(Data under study begins)

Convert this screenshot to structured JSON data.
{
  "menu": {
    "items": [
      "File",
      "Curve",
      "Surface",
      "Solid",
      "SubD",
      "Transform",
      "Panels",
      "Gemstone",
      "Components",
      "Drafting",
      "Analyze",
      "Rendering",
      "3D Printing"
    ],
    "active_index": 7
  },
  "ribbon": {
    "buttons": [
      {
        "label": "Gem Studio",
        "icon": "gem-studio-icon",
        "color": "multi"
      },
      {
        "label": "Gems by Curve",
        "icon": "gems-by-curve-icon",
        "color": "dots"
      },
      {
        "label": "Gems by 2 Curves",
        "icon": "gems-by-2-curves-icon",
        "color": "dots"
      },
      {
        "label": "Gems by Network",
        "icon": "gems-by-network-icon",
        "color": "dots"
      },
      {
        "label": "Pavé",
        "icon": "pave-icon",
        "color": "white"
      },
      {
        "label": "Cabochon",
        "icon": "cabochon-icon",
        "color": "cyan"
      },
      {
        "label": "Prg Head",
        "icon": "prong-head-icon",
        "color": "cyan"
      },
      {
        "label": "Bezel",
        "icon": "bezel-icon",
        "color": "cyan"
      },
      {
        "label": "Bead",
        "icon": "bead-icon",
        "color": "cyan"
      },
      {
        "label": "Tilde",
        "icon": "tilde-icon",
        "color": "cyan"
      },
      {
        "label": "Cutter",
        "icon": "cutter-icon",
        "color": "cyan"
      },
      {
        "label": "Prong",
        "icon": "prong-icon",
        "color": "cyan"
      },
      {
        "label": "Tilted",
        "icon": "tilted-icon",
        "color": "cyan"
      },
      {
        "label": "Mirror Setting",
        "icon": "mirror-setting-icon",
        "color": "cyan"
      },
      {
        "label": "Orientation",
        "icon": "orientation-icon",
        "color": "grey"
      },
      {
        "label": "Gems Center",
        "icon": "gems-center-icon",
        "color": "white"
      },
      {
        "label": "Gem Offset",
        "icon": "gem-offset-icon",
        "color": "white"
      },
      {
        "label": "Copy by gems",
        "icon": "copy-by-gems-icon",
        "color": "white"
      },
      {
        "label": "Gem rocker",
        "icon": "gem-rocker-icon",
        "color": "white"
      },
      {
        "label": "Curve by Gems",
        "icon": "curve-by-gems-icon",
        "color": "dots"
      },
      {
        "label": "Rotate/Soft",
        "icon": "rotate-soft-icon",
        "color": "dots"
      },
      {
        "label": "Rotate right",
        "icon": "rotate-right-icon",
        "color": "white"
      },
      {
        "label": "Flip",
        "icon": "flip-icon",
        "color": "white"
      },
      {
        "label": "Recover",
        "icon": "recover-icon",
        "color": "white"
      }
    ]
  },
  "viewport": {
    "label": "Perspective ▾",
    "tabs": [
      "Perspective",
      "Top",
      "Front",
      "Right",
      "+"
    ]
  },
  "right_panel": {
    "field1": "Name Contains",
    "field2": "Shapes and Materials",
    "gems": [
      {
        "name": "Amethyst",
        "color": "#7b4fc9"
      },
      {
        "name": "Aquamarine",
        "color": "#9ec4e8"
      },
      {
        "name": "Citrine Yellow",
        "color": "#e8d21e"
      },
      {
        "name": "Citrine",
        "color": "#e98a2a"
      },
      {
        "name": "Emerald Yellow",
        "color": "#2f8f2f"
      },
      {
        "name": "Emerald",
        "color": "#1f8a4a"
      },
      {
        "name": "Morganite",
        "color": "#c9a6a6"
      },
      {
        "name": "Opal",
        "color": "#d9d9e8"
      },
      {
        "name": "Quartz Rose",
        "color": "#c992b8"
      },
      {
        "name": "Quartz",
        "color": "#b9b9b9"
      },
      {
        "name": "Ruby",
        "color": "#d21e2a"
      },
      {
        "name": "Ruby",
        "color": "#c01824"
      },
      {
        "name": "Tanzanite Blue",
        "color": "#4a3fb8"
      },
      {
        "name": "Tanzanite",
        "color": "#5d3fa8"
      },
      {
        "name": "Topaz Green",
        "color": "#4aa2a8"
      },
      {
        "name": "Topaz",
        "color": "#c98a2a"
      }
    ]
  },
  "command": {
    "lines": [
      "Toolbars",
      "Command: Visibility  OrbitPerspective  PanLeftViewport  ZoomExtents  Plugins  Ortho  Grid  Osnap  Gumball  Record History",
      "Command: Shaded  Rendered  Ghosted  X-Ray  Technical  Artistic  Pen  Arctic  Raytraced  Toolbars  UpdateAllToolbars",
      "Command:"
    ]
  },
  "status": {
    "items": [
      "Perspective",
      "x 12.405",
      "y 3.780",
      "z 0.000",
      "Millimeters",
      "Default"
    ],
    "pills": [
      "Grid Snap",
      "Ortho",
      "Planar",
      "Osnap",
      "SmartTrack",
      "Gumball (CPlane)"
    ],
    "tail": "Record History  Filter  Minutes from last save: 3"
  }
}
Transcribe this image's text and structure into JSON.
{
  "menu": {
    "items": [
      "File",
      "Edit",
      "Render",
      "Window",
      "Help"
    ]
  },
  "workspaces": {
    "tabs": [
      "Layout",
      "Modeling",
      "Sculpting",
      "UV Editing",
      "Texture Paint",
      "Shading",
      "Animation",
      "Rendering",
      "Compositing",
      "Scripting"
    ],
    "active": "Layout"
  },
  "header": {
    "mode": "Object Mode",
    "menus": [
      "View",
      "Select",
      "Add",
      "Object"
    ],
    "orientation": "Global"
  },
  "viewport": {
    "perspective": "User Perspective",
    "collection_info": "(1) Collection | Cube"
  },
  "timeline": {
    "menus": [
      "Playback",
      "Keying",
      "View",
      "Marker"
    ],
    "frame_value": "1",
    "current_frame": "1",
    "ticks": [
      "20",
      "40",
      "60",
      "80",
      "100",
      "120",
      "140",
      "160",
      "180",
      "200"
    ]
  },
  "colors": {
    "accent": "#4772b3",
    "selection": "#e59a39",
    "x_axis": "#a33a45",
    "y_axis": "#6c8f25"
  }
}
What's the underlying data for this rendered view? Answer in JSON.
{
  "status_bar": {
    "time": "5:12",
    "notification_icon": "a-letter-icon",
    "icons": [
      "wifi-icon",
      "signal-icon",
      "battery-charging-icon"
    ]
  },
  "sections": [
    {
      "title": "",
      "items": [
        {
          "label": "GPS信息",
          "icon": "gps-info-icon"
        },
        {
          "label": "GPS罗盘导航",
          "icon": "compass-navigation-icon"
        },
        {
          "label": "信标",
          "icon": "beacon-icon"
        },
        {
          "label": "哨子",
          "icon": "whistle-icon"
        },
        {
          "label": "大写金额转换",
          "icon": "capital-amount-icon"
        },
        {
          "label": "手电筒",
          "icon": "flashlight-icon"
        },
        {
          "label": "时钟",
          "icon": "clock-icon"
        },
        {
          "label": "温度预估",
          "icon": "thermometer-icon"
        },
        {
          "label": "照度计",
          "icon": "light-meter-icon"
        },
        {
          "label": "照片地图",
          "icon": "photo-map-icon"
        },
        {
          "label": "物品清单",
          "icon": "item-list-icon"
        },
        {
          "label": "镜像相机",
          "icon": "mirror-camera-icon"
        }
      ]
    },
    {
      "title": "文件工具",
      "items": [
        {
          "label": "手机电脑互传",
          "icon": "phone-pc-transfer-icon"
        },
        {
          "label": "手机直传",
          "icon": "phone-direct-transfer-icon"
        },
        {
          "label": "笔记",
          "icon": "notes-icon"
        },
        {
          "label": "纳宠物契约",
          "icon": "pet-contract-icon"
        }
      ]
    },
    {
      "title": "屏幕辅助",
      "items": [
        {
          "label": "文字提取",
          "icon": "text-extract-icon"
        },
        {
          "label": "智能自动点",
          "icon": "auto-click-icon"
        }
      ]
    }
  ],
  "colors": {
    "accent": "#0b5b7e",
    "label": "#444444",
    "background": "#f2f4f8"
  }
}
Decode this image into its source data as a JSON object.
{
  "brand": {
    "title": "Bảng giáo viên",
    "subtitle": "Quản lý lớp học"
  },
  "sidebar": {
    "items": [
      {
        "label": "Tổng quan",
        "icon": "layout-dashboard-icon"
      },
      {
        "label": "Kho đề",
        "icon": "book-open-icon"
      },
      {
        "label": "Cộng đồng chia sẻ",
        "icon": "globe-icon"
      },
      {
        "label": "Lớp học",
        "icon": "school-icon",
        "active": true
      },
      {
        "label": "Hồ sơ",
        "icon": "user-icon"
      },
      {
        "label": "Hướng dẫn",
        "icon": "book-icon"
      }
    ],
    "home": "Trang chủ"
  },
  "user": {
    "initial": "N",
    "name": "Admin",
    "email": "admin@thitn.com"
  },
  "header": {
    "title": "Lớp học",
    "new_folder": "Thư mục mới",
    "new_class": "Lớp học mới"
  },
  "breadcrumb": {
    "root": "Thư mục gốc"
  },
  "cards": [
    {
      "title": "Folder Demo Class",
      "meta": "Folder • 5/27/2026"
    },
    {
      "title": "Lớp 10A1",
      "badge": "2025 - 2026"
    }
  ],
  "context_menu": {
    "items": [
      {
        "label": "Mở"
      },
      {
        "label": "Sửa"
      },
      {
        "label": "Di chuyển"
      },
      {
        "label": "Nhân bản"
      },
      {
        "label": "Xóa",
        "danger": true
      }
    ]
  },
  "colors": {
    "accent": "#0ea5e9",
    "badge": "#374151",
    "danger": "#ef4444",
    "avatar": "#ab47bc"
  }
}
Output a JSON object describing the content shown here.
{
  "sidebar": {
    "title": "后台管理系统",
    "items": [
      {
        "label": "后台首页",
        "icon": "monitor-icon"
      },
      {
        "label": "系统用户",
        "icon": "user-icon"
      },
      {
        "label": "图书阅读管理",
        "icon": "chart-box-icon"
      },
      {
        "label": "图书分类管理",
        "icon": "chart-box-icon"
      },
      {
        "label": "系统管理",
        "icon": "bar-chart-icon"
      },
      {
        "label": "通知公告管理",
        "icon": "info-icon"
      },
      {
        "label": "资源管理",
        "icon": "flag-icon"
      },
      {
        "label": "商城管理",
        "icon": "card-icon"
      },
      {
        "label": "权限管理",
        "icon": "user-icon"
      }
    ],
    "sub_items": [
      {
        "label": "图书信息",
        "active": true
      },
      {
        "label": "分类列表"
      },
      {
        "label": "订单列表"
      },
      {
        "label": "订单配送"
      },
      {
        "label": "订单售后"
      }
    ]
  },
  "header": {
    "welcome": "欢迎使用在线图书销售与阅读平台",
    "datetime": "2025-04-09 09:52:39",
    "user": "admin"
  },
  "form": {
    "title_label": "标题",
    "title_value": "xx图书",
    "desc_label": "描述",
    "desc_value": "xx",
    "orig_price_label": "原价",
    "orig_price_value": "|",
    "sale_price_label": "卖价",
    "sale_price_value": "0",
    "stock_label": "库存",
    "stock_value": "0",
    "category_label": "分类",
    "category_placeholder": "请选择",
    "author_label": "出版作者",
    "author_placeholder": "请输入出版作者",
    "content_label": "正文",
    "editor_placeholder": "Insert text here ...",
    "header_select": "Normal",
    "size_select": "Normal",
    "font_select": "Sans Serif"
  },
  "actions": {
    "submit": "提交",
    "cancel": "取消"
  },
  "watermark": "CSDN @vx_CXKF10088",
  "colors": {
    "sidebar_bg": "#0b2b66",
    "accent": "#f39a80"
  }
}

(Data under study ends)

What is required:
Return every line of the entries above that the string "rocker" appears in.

Exercise solution:
        "label": "Gem rocker",
        "icon": "gem-rocker-icon",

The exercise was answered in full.